• [Instructions to follow] Only lines containing the word "title" belong in the answer; copy each one from the records.

• [Records to process]
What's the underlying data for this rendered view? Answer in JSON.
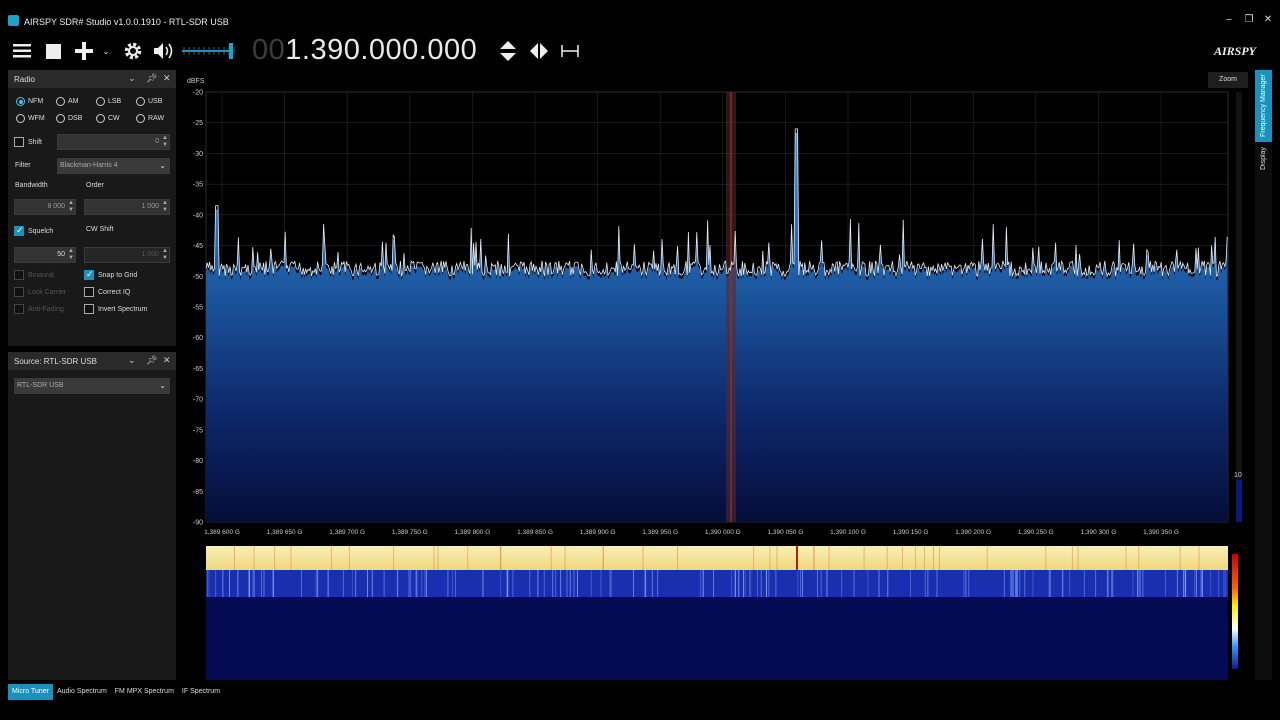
{
  "window": {
    "title": "AIRSPY SDR# Studio v1.0.0.1910 - RTL-SDR USB"
  },
  "frequency": {
    "leading": "00",
    "main": "1.390.000.000"
  },
  "logo": "AIRSPY",
  "radio_panel": {
    "title": "Radio",
    "modes": [
      {
        "label": "NFM",
        "selected": true
      },
      {
        "label": "AM",
        "selected": false
      },
      {
        "label": "LSB",
        "selected": false
      },
      {
        "label": "USB",
        "selected": false
      },
      {
        "label": "WFM",
        "selected": false
      },
      {
        "label": "DSB",
        "selected": false
      },
      {
        "label": "CW",
        "selected": false
      },
      {
        "label": "RAW",
        "selected": false
      }
    ],
    "shift_label": "Shift",
    "shift_value": "0",
    "filter_label": "Filter",
    "filter_value": "Blackman-Harris 4",
    "bandwidth_label": "Bandwidth",
    "bandwidth_value": "8 000",
    "order_label": "Order",
    "order_value": "1 000",
    "squelch_label": "Squelch",
    "squelch_value": "50",
    "cw_shift_label": "CW Shift",
    "cw_shift_value": "1 000",
    "binaural_label": "Binaural",
    "lock_carrier_label": "Lock Carrier",
    "anti_fading_label": "Anti-Fading",
    "snap_label": "Snap to Grid",
    "correct_iq_label": "Correct IQ",
    "invert_label": "Invert Spectrum"
  },
  "source_panel": {
    "title": "Source: RTL-SDR USB",
    "device": "RTL-SDR USB"
  },
  "spectrum": {
    "unit_label": "dBFS",
    "y_ticks": [
      "-20",
      "-25",
      "-30",
      "-35",
      "-40",
      "-45",
      "-50",
      "-55",
      "-60",
      "-65",
      "-70",
      "-75",
      "-80",
      "-85",
      "-90"
    ],
    "x_ticks": [
      "1,389 600 G",
      "1,389 650 G",
      "1,389 700 G",
      "1,389 750 G",
      "1,389 800 G",
      "1,389 850 G",
      "1,389 900 G",
      "1,389 950 G",
      "1,390 000 G",
      "1,390 050 G",
      "1,390 100 G",
      "1,390 150 G",
      "1,390 200 G",
      "1,390 250 G",
      "1,390 300 G",
      "1,390 350 G"
    ],
    "zoom_label": "Zoom",
    "level_label": "10"
  },
  "side_tabs": {
    "frequency_manager": "Frequency Manager",
    "display": "Display"
  },
  "bottom_tabs": [
    "Micro Tuner",
    "Audio Spectrum",
    "FM MPX Spectrum",
    "IF Spectrum"
  ],
  "colors": {
    "accent": "#1993bd",
    "spectrum_fill": "#2d7cc0",
    "waterfall_hot": "#f3e9a0",
    "waterfall_cold": "#0a1a6a"
  }
}
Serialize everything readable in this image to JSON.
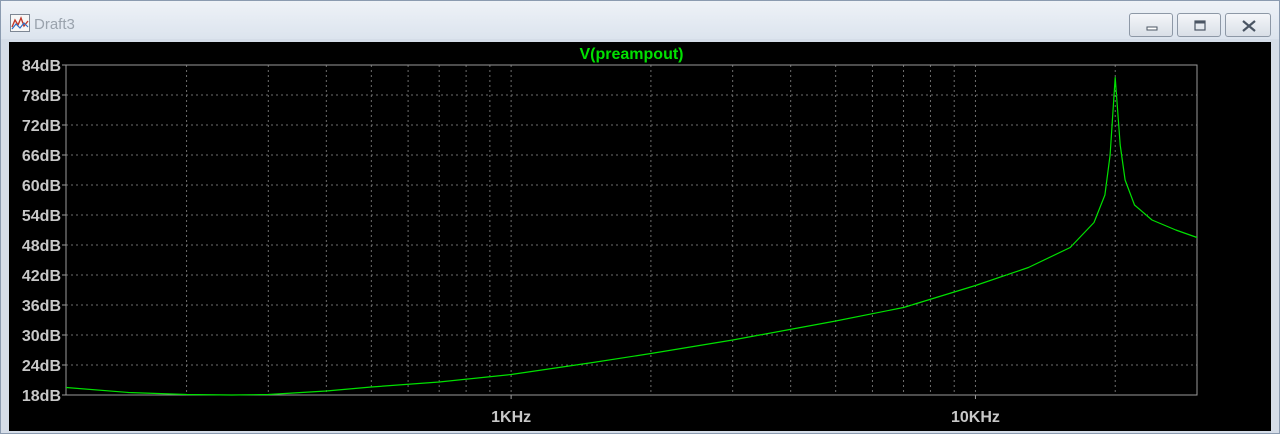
{
  "window": {
    "title": "Draft3",
    "icons": {
      "app": "waveform-icon",
      "minimize": "minimize-icon",
      "maximize": "maximize-icon",
      "close": "close-icon"
    }
  },
  "colors": {
    "background": "#000000",
    "trace": "#00e000",
    "grid": "#6e6e6e",
    "text": "#c8c8c8",
    "title": "#00e000"
  },
  "chart_data": {
    "type": "line",
    "title": "V(preampout)",
    "xscale": "log",
    "xlim": [
      110,
      30000
    ],
    "ylim": [
      18,
      84
    ],
    "yticks": [
      18,
      24,
      30,
      36,
      42,
      48,
      54,
      60,
      66,
      72,
      78,
      84
    ],
    "ytick_labels": [
      "18dB",
      "24dB",
      "30dB",
      "36dB",
      "42dB",
      "48dB",
      "54dB",
      "60dB",
      "66dB",
      "72dB",
      "78dB",
      "84dB"
    ],
    "xticks": [
      1000,
      10000
    ],
    "xtick_labels": [
      "1KHz",
      "10KHz"
    ],
    "grid": true,
    "series": [
      {
        "name": "V(preampout)",
        "x": [
          110,
          150,
          200,
          250,
          300,
          400,
          500,
          700,
          1000,
          1500,
          2000,
          3000,
          5000,
          7000,
          10000,
          13000,
          16000,
          18000,
          19000,
          19500,
          20000,
          20500,
          21000,
          22000,
          24000,
          27000,
          30000
        ],
        "y": [
          19.5,
          18.5,
          18.1,
          18.0,
          18.1,
          18.8,
          19.6,
          20.6,
          22.1,
          24.5,
          26.3,
          29.0,
          32.8,
          35.5,
          39.9,
          43.5,
          47.5,
          52.5,
          58.0,
          66.0,
          81.5,
          68.0,
          61.0,
          56.0,
          53.0,
          51.0,
          49.5
        ]
      }
    ]
  }
}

• [Result for this exercise]
    "title": "AIRSPY SDR# Studio v1.0.0.1910 - RTL-SDR USB"
    "title": "Radio",
    "title": "Source: RTL-SDR USB",
    "title": "Draft3",
    "title": "#00e000"
    "title": "V(preampout)",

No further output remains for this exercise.